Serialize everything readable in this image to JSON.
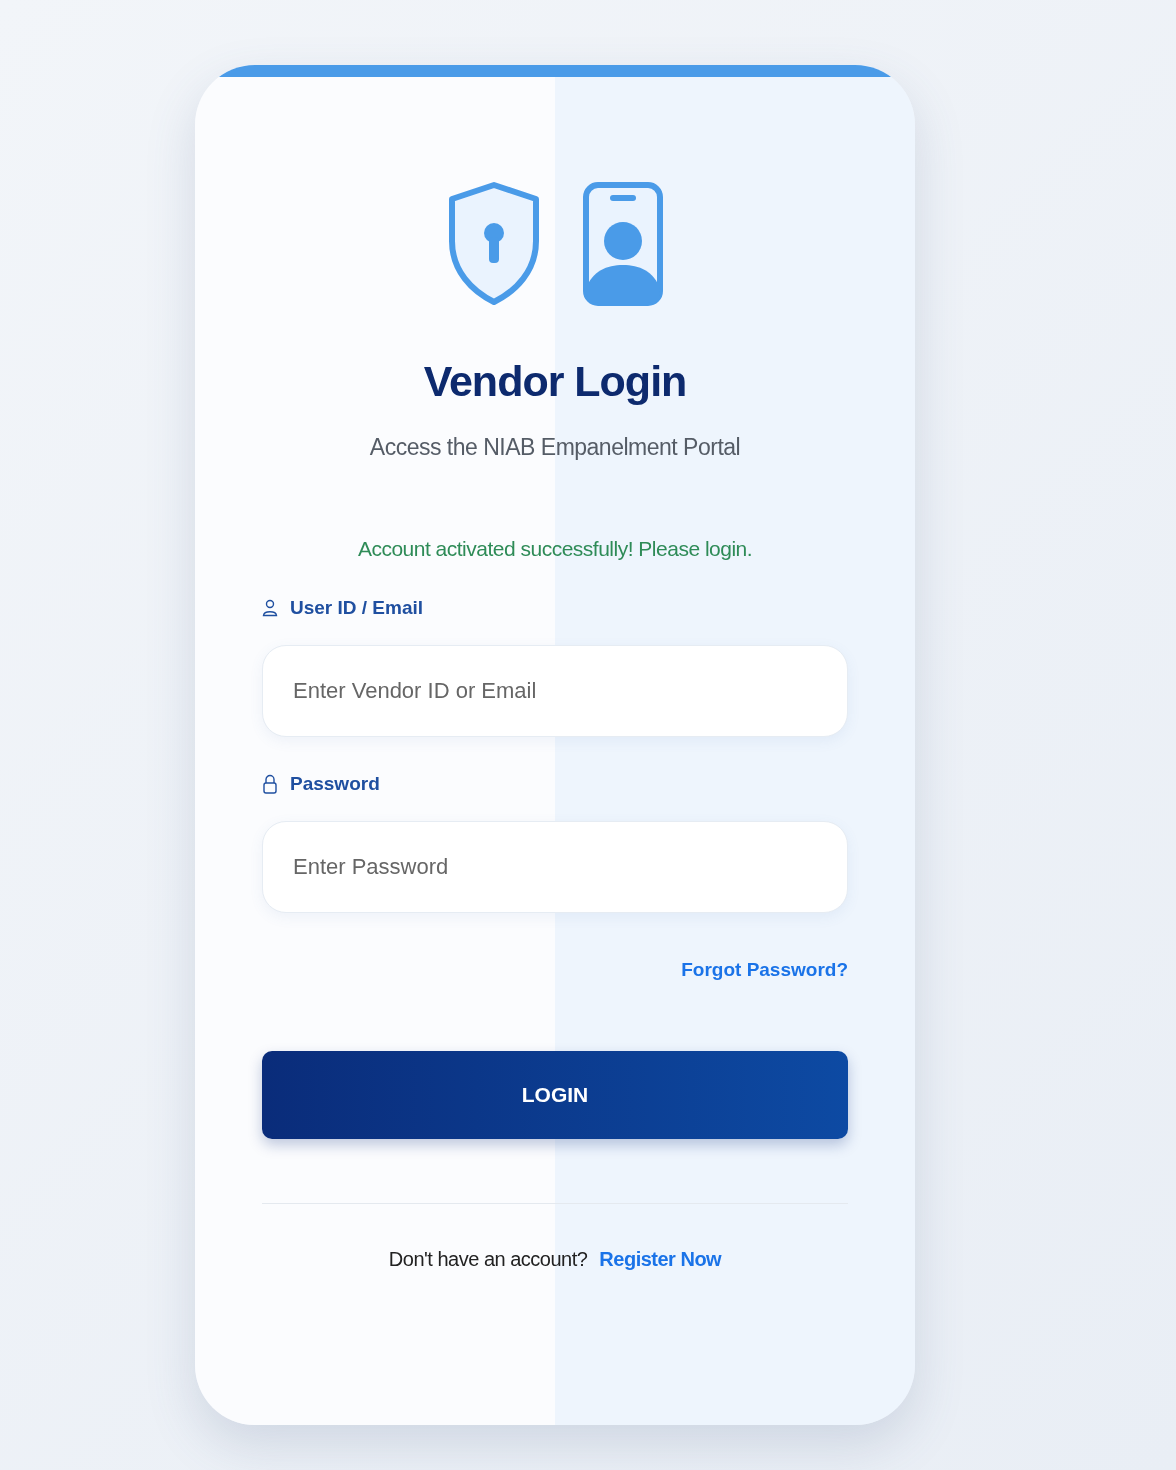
{
  "title": "Vendor Login",
  "subtitle": "Access the NIAB Empanelment Portal",
  "message": {
    "kind": "success",
    "text": "Account activated successfully! Please login."
  },
  "fields": [
    {
      "kind": "user",
      "label": "User ID / Email",
      "placeholder": "Enter Vendor ID or Email"
    },
    {
      "kind": "password",
      "label": "Password",
      "placeholder": "Enter Password"
    }
  ],
  "forgot_link": "Forgot Password?",
  "login_button": "LOGIN",
  "footer": {
    "text": "Don't have an account?",
    "link": "Register Now"
  }
}
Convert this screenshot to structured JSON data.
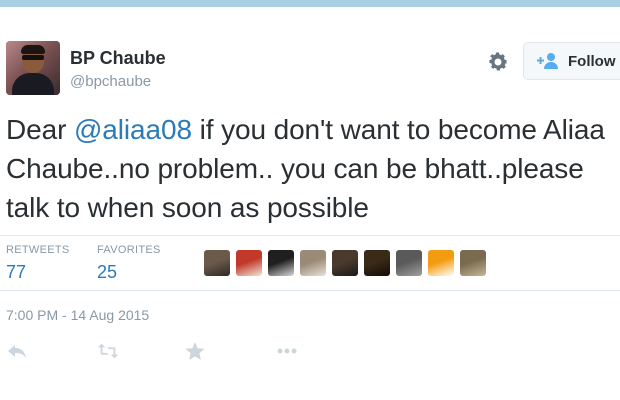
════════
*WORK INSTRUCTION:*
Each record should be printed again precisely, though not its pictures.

*RESULT OF THE TASK:*
Serialize everything readable in this image to JSON.
{
  "title": "Vendor Login",
  "subtitle": "Access the NIAB Empanelment Portal",
  "message": {
    "kind": "success",
    "text": "Account activated successfully! Please login."
  },
  "fields": [
    {
      "kind": "user",
      "label": "User ID / Email",
      "placeholder": "Enter Vendor ID or Email"
    },
    {
      "kind": "password",
      "label": "Password",
      "placeholder": "Enter Password"
    }
  ],
  "forgot_link": "Forgot Password?",
  "login_button": "LOGIN",
  "footer": {
    "text": "Don't have an account?",
    "link": "Register Now"
  }
}
Convert this screenshot to structured JSON data.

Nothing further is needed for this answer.